Silver Update 2/26/15 Failed FED

Market Wrap: Futures Decline; Treasurys Weak On Actavis Mega-Deal, Dollar At 12 Year High / by Tyler Durden / 03/03/2015 06:58 -0500

With little newsflow out of Europe, and just as little on deck out of the US (just NY ISM and auto sales later today), the main overnight events were out of Asia where first the RBA decided to leave rates unchanged (despite the majority calling for a rate cut) when as Bloomberg’s Richard Breslow noted, in the RBA communique the central bank “changed their reference to China from “China’s growth was in line with expectations” to “China’s growth will slow a little from last year’s outcome.” Whatever may be happening with China, one thing is clear – either the RBA announcement was leaked a minute early, or HFT algos took a huge gamble and soared higher up to a minute earlier (more shortly).

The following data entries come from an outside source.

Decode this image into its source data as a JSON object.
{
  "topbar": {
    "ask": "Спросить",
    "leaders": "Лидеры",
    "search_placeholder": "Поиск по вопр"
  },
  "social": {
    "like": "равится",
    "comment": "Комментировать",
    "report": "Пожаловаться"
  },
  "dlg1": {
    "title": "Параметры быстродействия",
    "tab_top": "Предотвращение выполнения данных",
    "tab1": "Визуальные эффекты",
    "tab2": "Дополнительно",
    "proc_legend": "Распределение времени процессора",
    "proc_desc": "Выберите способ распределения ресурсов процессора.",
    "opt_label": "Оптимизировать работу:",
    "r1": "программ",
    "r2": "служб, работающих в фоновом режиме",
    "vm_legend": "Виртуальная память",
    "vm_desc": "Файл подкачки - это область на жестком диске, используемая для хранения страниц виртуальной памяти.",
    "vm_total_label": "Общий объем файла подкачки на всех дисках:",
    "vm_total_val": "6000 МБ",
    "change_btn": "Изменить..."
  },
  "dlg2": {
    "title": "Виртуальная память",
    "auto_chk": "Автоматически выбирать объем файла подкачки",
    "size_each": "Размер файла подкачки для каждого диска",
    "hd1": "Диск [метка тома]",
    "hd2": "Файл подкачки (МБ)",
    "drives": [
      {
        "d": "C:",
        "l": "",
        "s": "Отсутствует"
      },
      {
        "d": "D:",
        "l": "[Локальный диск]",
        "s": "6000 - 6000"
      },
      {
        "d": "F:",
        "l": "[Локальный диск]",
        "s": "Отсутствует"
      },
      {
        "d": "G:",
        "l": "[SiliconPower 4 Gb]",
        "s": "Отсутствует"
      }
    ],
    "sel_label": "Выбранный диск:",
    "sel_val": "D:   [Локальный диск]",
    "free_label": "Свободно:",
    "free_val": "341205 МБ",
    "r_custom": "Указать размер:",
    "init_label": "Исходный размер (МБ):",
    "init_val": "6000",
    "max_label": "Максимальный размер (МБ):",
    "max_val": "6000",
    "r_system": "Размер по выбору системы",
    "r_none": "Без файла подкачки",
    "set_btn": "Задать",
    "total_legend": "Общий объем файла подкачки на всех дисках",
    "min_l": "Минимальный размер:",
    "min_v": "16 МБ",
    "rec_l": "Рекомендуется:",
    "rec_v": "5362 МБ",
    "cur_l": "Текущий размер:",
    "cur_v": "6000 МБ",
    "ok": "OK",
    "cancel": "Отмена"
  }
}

Speaking of China, the rate-cut euphoria lasted just one day, and after a feeble 0.8% bounce on Monday, the SHCOMP was down 2.2% this morning over fears the PBOC is doing too little, too late to halt what is now perceived by many as a massive “tightening” capital flight out of China. Finally, Japan made the newsflow, after it JGBs continued to slide following a weak auction, fears that the BOJ is done easing after Abe advisor Etsuro Honda warned against overheating, and after the biggest jump in base pay in over a decade led some to think the BOJ may soon have to halt easing altogether, especially if real wages proceed to rise.

Another notable development is the ongoing weakness in US rates even as the ECB-buying backstop has made selling of rates in Europe virtually illegal. The weakness in the US 10Y however can be almost entirely attributed to the “mammoth” Actavis-Allergan issue, which is now said to be more than 4x oversubscribed, with nearly $90 billion in orders for just over $20 billion in paper. The result is weakness for matched Treasurys due to rate locks: as InTouch David Fuller’s writes watch for “late rate lock unwinds into/out of pricing” though it depends on how big rate lock was Feb. 26 and “whether end-users buy it outright or vs USTs.” Once this latest mega issue is absorbed expect the convergence trade to resume.